Grounds has replaced tens of thousands of square-feet of turf with mulch, utilizing underused spaces such as boulevards.

The College has been systematically retrofitting and replacing conventional toilets with dual-flush fixtures, such as this one in Norton-Clark III residence hall.

Present

Landscaping
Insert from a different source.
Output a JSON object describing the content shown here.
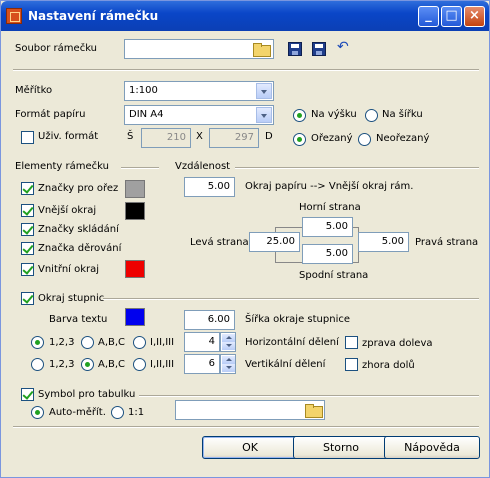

  • Ralph Cornell Society of Native Landscapers This new student club planted four areas on campus with native plant specimens. The group aims to emphasize drought-resistant and native Southern California plants around campus.
  • Turf/shrub removal In 2010-11, Grounds removed 43,402 sq-ft of turf on campus. In summer 2009, Grounds removed 21,179 sq-ft of shrubs, 1,705 sq-ft of turf, and 1,641 sq-ft of groundcover and replaced it with mulch, and 1,428 sq-ft of turf and replaced it with drip irrigated plants.
  • Drought-tolerant plantings The College's Grounds Department has been systematically increasing the variety and extent of drought-tolerant landscaping choices on campus, including reduced water-using grass blends for turf.
  • Appropriate landscaping design Grounds strategically designs landscaping on campus to place plants that need more water in naturally wetter areas of campus and plants that need less water in drier areas.
  • Advanced irrigation equipment The College's irrigation system includes a variety of measures to ensure that landscaping is irrigated appropriately, including daily-updated weather data from the campus' weather system that controls irrigation systems based on predictions of humidity and precipitation, efficient Rainbird irrigation equipment, and a rain gauge shut-off that shuts down the system when more than 0.5" of rain is detected.
  • Drip irrigation systems Drip irrigation has been systematically installed where appropriate, reducing the use of spray and other sprinkler types on campus. In Summer 2009, Grounds replaced 5,148 sq-ft of spray irrigation with drip irrigation.
  • Reduced watering schedules Since 2004, the College has significantly reduced the watering schedule for campus landscaping, down to a base for two times per week (aside from athletic turf, which must be watered daily due to different maintenance requirements). Watering occurs more than twice a week when weather or other conditions require it.
  • Pressure regulation As described in the water section of the audit, high water pressure causes leaks and inaccurate sprinkler aiming, which increases the College's water use. Grounds is systematically installing pressure regulators on irrigation equipment in order to reduce water use. Currently, 30-40% of the system is pressure-regulated.

Housekeeping

  • Water brooms Use of water brooms for cleaning exterior areas (saves up to 75% water over traditional hoses).

Plumbing Fixtures

  • Efficient toilets and urinals Currently, almost all toilets on campus are 1.6-gallon, which is the EPA standard for water-efficient fixtures. One-third (22 of 66) urinals on campus are waterless technology. Over 150 toilets on campus are dual-flush technology.
  • Faucet aerators Maintenance installs 0.5 gpm aerators on all faucets, ensuring efficiency.
  • Efficient front-loading washing machines Almost all washing machines on campus (including Housekeeping's) are water-efficient front-loading machines.

Stormwater management

Awareness/Education

  • Mirror films The College has produced hundreds of "Use Water Wisely" mirror films and put them in bathrooms across campus.
  • Little Green Book The Little Green Book sustainable living guide provides students with a variety of valuable tips on reducing their environmental impacts, including their water use.